What followed was not a masterclass by any means but Gambhir showed that when it comes to fighting it out on the cricket pitch, India have not produced many tougher characters than this man from Delhi. He scampered for his singles. He cut, he flicked, he drove. He made a run-a-ball half century - his 2nd fastest 50 in Tests. He helped India accelerate. He gave the innings the momentum.

A lot of things happened in Gambhir's career between 2009 and 2016 - the two No. 1 teams that he was a part of. He would briefly be captain of the Indian ODI team. He would play a stellar but largely under-rated role in that famous World Cup win in 2011. He would win the IPL twice as captain. He would go to Justin Langer in Australia to train, to get better, to remove chinks in his armour - all in the hope of making a comeback to the team.

And now, having made a decent enough comeback at 34, he walked back. He was dismissed playing the inside out cover drive, the shot he owned in his heydays. He walked back to the pavilion, perhaps for the last time in India's whites. The crowd in Indore was roaring, but the cheers were not for him. It was for Kohli as he made his way to the centre. There was a fist bump with the captain, a silent acknowledgement of what had been a solid innings.

His 50 won't go down as the greatest knock in India's 502-Test-old history. But for Gambhir, it would have meant the world. He is not everyone's favourite cricketer - sometimes not even his teammates'. But in Indore, he was afforded that chance to celebrate India being on top of the world again. And still, if Rahul and Dhawan are fit for the England Test series, Gambhir is unlikely to get picked in the side.

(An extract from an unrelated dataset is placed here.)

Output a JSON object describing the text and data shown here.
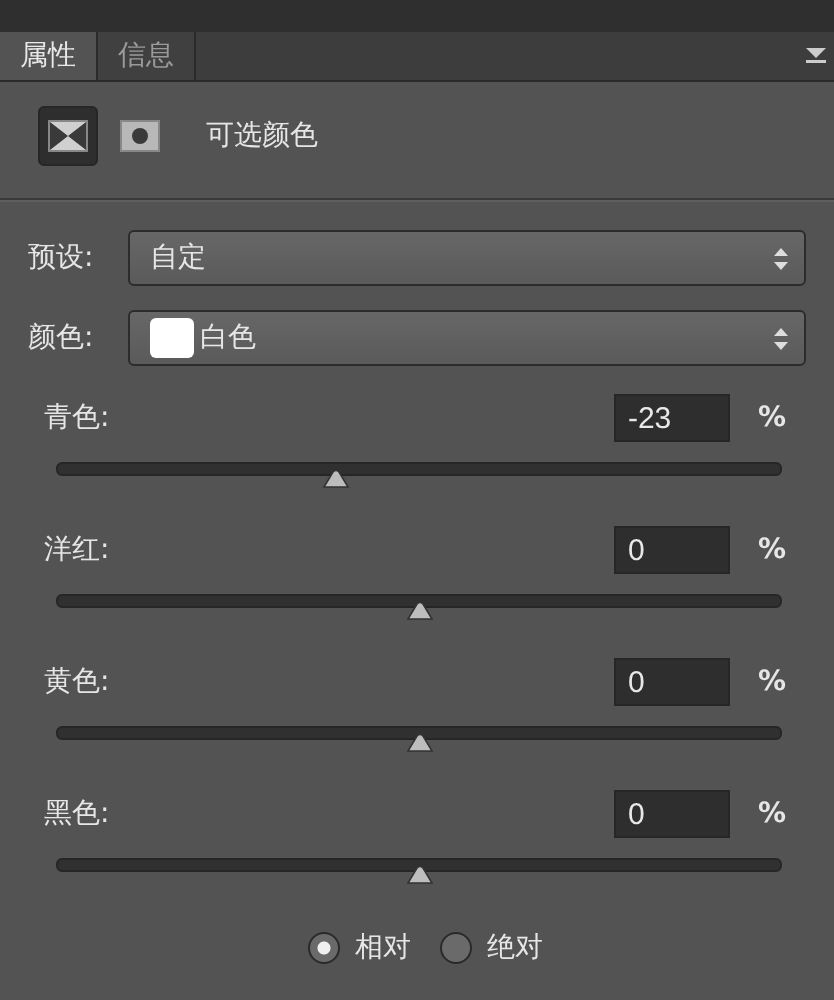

But just like he showed in Indore batting with an injured shoulder, he will be up for a fight. Always.

Feature image source: BCCI